Media attending Biden White House events frequently have no ability to ask questions. When they do, reporters are often preselected. And the president himself has even admitted that there are things his staff won’t allow him to speak about.
Asked if there’s “going to come a point when you see outrage from the mainstream media over their lack of access,” Stacy laughed and simply said “no.”
“They’re his lapdogs,” she added. “He owns them. They’re not going to complain.”
Appearing on the “Spicer & Co.” program on Newsmax TV, Stacy said any media pushback will be muted and mediocre:
They’ll say a few things on their shows. They may comment. But wide-scale…, I don’t think so.
They know who gives them the cookies in the briefing room. And that’s Jen Psaki.
Former Trump Administration advisor Sebastian Gorka, who appeared on the program with Stacy, registered his own complaint about the media: “Whichever way you slice it, it means these people are utterly, morally bankrupt.”
On the specific topic of the Hunter Biden laptop scandal, which has been proven to be legitimate, Stacy was asked if Twitter – which censored the New York Post’s reporting on the scandal during the final days of the 2020 presidential campaign – owed the Post an apology. “Of course they do,” Stacy replied, “Decent people are owed apologies.”
But she noted that any corrections, clarifications or other acts of contrition are relatively meaningless right now:
[T]he reason they can do this correction now is because it’s too late to matter.
The election already happened, and millions of Americans who wouldn’t have voted for [Biden] did.

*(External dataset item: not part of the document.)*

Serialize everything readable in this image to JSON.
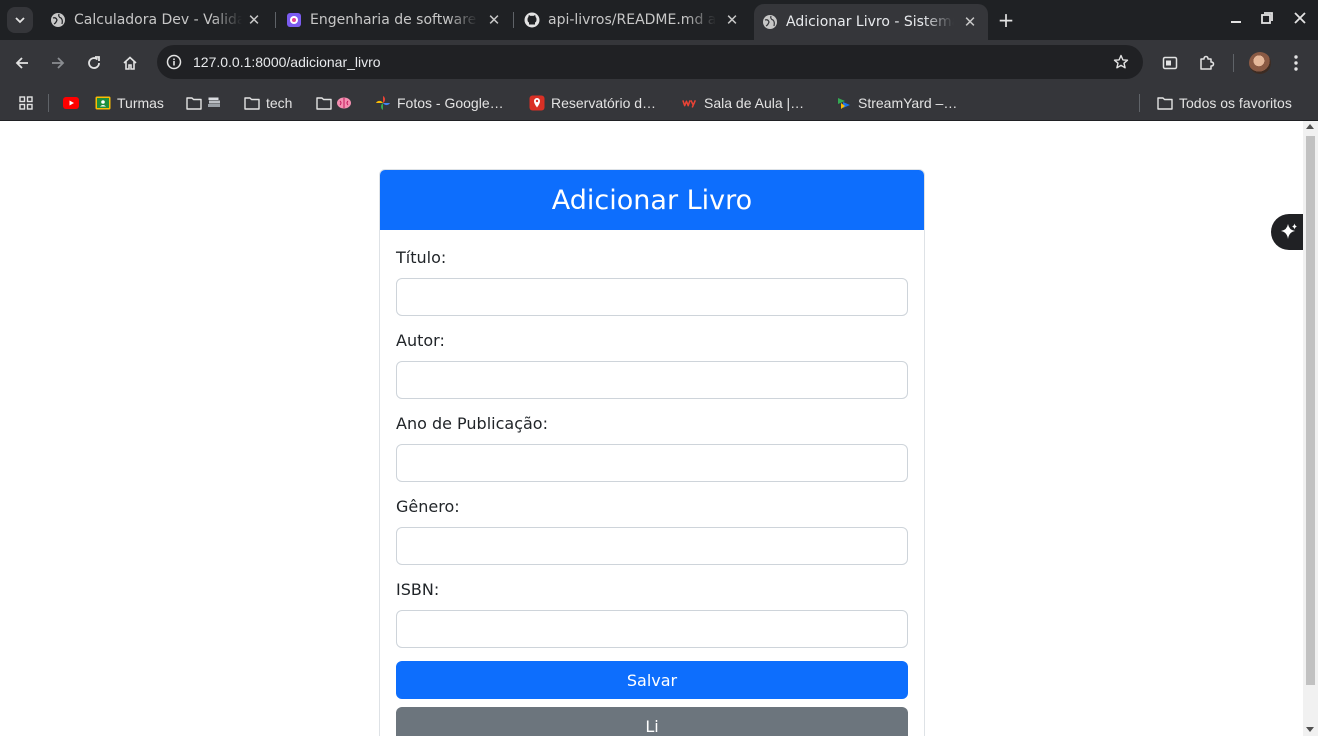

So they’ve gotten what they wanted, and they’re saying, “oh, by the way, to protect our integrity and our legacy over time, we’re going to issue this correction.” It means diddly, and their reputation – in my opinion – is shot.
Suggesting reforms to remedy the poor performance of the press, Stacy pointed out that protections from regulation should be stripped from social media companies:
They can’t be trusted. And I don’t know why we give them everything that we give them. Like, we should all be leaving their platform en masse. But it is the means of communication that is now as ubiquitous as the phone. And so, you know, they should be declared a utility and we should all get to do anything we want.
Host Sean Spicer, who served as the Trump Administration’s first press secretary, agreed with Stacy “exactly – 100%.” He declared that “Stacy on the Right is right on this one!”
Author: David Almasi